In the listing below, identify each line with the word "title" and return those lines.

Recorded data:
....
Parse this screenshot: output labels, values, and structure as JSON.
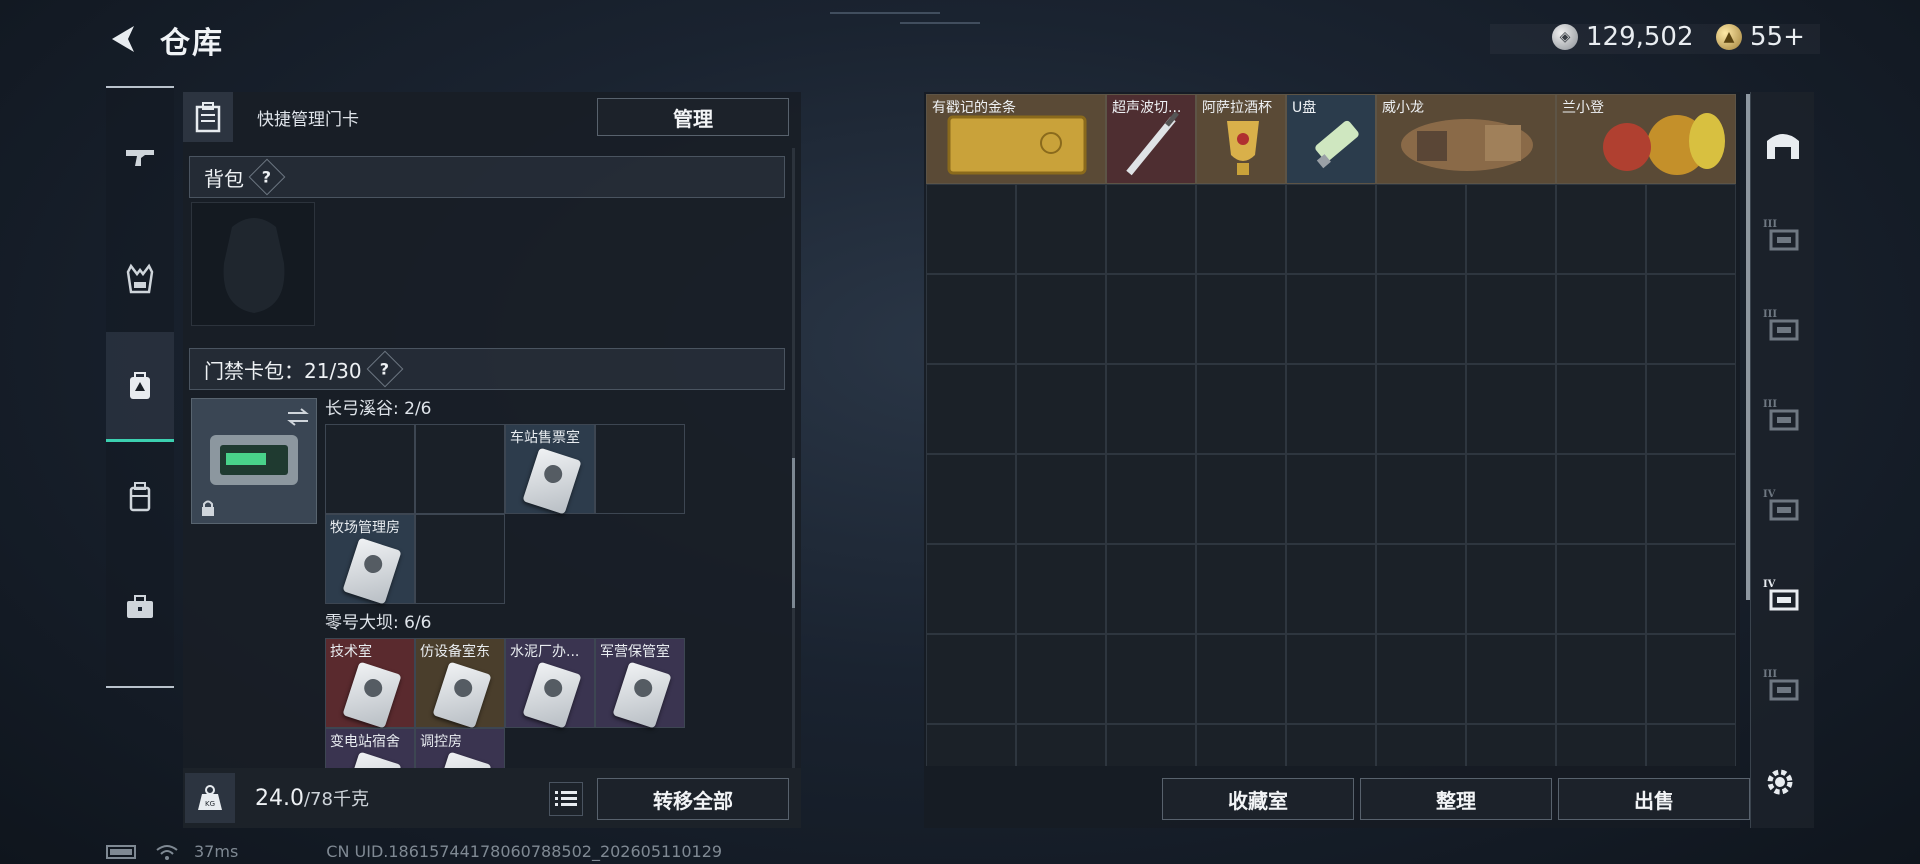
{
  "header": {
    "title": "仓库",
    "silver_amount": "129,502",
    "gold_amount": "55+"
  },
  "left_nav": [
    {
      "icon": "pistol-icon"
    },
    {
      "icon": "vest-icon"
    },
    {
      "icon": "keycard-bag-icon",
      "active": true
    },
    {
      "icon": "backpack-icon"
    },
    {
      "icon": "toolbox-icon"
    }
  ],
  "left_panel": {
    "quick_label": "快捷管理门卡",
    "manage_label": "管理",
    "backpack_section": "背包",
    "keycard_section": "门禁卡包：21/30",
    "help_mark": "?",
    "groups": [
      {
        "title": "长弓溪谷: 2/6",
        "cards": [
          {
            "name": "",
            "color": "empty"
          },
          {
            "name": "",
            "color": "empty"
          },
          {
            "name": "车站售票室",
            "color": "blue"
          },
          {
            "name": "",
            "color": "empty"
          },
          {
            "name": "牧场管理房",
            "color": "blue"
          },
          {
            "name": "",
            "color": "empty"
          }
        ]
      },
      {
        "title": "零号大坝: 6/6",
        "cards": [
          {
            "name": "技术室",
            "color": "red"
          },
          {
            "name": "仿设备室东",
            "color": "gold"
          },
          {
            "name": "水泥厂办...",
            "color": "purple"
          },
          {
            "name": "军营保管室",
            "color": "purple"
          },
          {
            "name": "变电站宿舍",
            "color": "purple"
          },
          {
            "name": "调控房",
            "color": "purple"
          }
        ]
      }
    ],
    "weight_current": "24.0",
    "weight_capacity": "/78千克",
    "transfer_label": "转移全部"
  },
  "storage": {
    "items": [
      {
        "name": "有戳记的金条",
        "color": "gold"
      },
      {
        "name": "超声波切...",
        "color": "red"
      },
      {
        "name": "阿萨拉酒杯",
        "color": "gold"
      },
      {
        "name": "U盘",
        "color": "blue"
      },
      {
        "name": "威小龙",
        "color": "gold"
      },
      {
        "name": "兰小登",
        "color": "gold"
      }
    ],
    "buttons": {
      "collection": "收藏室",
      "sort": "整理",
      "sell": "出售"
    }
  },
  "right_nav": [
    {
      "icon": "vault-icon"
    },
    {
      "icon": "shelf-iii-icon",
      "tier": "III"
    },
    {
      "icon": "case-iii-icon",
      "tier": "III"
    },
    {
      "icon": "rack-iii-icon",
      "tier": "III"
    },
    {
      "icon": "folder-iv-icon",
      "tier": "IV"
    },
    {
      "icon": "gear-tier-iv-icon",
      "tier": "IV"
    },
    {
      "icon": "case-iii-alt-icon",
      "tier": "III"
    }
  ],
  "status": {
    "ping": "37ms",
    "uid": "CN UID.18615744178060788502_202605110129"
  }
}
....
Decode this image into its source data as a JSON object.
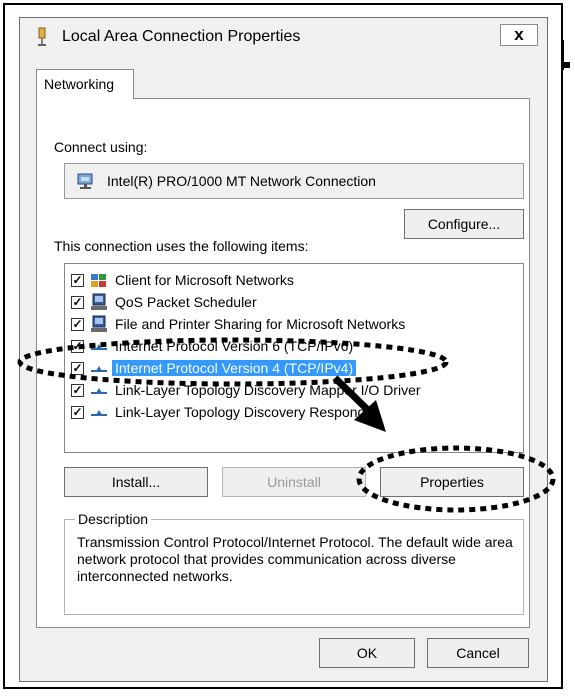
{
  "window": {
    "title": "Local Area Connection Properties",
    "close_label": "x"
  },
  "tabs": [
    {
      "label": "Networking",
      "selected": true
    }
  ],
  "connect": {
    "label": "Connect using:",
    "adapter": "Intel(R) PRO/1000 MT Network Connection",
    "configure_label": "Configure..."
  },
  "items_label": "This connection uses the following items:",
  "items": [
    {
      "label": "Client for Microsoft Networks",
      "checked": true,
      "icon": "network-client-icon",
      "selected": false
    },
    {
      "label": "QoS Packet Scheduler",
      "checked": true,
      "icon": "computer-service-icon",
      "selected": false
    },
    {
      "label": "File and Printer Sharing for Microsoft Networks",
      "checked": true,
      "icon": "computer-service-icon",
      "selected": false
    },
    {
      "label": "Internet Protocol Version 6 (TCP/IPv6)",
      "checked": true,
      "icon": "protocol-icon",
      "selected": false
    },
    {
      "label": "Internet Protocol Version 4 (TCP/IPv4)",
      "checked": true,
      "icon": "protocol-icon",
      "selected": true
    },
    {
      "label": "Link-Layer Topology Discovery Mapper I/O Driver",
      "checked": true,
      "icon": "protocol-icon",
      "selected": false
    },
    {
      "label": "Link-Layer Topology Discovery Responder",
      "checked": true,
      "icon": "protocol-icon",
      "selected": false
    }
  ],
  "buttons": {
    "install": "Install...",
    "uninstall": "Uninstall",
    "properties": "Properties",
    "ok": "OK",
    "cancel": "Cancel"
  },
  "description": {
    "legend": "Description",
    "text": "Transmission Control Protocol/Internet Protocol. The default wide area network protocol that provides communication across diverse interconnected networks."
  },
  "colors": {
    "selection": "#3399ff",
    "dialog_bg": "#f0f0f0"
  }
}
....
Written response:
    "title": "仓库",
        "title": "长弓溪谷: 2/6",
        "title": "零号大坝: 6/6",
    "title": "Local Area Connection Properties",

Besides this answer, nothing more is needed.